Your task is to extract the lines from the one holding "What data populates" through the end of the material. Set them down exactly and add nothing.
### MATERIAL PROVIDED ###
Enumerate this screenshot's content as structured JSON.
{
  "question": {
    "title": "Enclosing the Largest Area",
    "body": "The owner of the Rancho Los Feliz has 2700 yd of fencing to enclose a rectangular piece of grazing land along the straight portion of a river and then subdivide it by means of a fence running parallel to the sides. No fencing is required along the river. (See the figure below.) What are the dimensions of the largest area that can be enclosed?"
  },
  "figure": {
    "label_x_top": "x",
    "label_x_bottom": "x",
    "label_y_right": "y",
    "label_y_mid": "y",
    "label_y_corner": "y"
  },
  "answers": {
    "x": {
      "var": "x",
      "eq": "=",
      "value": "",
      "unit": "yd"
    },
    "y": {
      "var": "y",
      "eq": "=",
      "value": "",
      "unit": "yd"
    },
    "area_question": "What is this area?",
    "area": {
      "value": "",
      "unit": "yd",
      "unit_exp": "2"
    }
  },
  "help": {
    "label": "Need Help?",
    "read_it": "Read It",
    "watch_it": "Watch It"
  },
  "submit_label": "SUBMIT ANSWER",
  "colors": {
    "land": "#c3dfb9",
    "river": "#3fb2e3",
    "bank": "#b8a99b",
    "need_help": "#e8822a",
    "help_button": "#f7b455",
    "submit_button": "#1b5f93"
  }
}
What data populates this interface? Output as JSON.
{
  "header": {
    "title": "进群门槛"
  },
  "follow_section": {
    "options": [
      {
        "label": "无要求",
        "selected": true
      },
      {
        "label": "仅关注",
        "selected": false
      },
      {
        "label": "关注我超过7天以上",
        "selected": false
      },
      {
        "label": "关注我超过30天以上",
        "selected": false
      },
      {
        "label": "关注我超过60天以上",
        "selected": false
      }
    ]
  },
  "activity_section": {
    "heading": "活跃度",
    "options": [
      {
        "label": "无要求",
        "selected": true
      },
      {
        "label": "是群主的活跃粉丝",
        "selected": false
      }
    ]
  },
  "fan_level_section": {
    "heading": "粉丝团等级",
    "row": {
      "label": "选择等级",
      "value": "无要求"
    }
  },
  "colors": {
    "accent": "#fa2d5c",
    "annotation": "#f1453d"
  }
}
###
▸ **RESPONSE TO THIS TASK**:
What data populates this interface? Output as JSON.
{
  "header": {
    "title": "进群门槛"
  },
  "follow_section": {
    "options": [
      {
        "label": "无要求",
        "selected": true
      },
      {
        "label": "仅关注",
        "selected": false
      },
      {
        "label": "关注我超过7天以上",
        "selected": false
      },
      {
        "label": "关注我超过30天以上",
        "selected": false
      },
      {
        "label": "关注我超过60天以上",
        "selected": false
      }
    ]
  },
  "activity_section": {
    "heading": "活跃度",
    "options": [
      {
        "label": "无要求",
        "selected": true
      },
      {
        "label": "是群主的活跃粉丝",
        "selected": false
      }
    ]
  },
  "fan_level_section": {
    "heading": "粉丝团等级",
    "row": {
      "label": "选择等级",
      "value": "无要求"
    }
  },
  "colors": {
    "accent": "#fa2d5c",
    "annotation": "#f1453d"
  }
}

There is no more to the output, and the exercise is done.